Announced in November, the £3m pot from the RPA has enabled rangers to begin an 18-month programme to reinstate bridges, repair and improve paths, and replace stiles and gates to improve the access for visitors.
Andy Tordoff, Head of Northern Region for the RPA, also met with businesses from the Lake District National Park Partnership to discuss the future of European funding opportunities for the Lake District. Tourism infrastructure, business development and food processing are all areas that could benefit from current European funding opportunities. The Partnership is also keen to begin initial discussions about the potential impact ahead of the UK departing the EU.

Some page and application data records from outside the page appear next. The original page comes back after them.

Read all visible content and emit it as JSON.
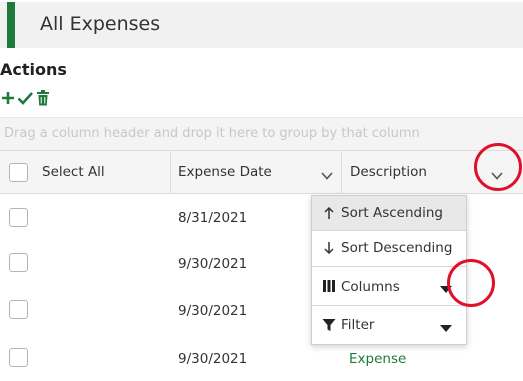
{
  "page": {
    "title": "All Expenses",
    "accent_color": "#1e7a3c"
  },
  "actions": {
    "label": "Actions",
    "icons": [
      "plus-icon",
      "check-icon",
      "trash-icon"
    ]
  },
  "grid": {
    "group_panel_text": "Drag a column header and drop it here to group by that column",
    "columns": {
      "select_all": "Select All",
      "expense_date": "Expense Date",
      "description": "Description"
    },
    "rows": [
      {
        "date": "8/31/2021",
        "description": ""
      },
      {
        "date": "9/30/2021",
        "description": ""
      },
      {
        "date": "9/30/2021",
        "description": ""
      },
      {
        "date": "9/30/2021",
        "description": "Expense"
      }
    ]
  },
  "column_menu": {
    "sort_ascending": "Sort Ascending",
    "sort_descending": "Sort Descending",
    "columns": "Columns",
    "filter": "Filter"
  },
  "annotation_color": "#e0102b"
}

With reference to the Routes to Resilience work Steve Ratcliffe, Director of Sustainable Development at the Lake District National Park, said: “We’ve made an excellent start on our flood recovery project, so it was fantastic to be able to show the RPA our appreciation of the £3million and share some of progress made so far. We are focused on not just repairing the vital rights of way network affected by flooding, but to also make it more resilient for the benefit of our important rural and visitor economy.
“However, £3million wasn’t the total repair bill for the Park following Storm Desmond. So we are continuing to explore funding options to cover the shortfall; this is currently estimated at a further £2m for the rights of way network and £5m for the Keswick to Threlkeld Railway Path reconnection. In the meantime, we welcome contributions from anyone who would like to help us repair and reconnect the Lake District, this can be easily done by donating through our website: www.lakedistrict.gov.uk/donations”

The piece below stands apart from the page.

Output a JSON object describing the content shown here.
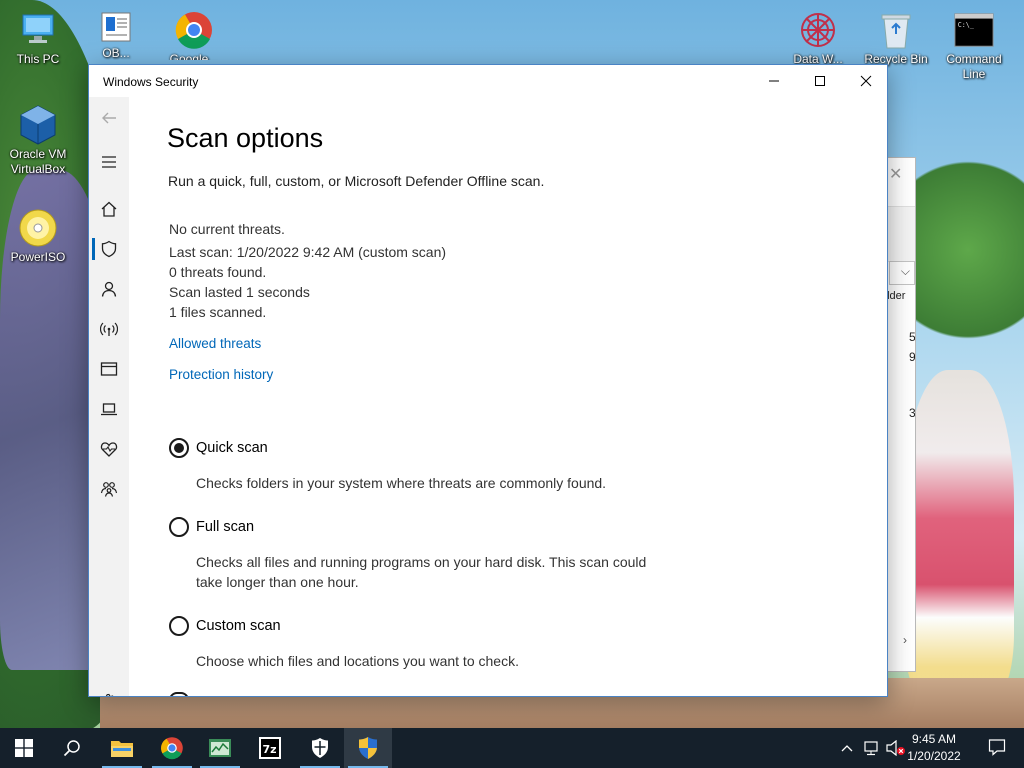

Photo shows: (right) LDNP Ranger, Dave Bell, shows RPA’s Andy Tordoff (left) the extent of the damage caused to a bridleway at Wain Lane, Troutbeck - a popular tourist route in the south of the Park. Repairs will begin on site within the next couple of weeks to rebuild and reconstruct the bridleway and put in resilience measures to improve the drainage in the lane and adjacent land.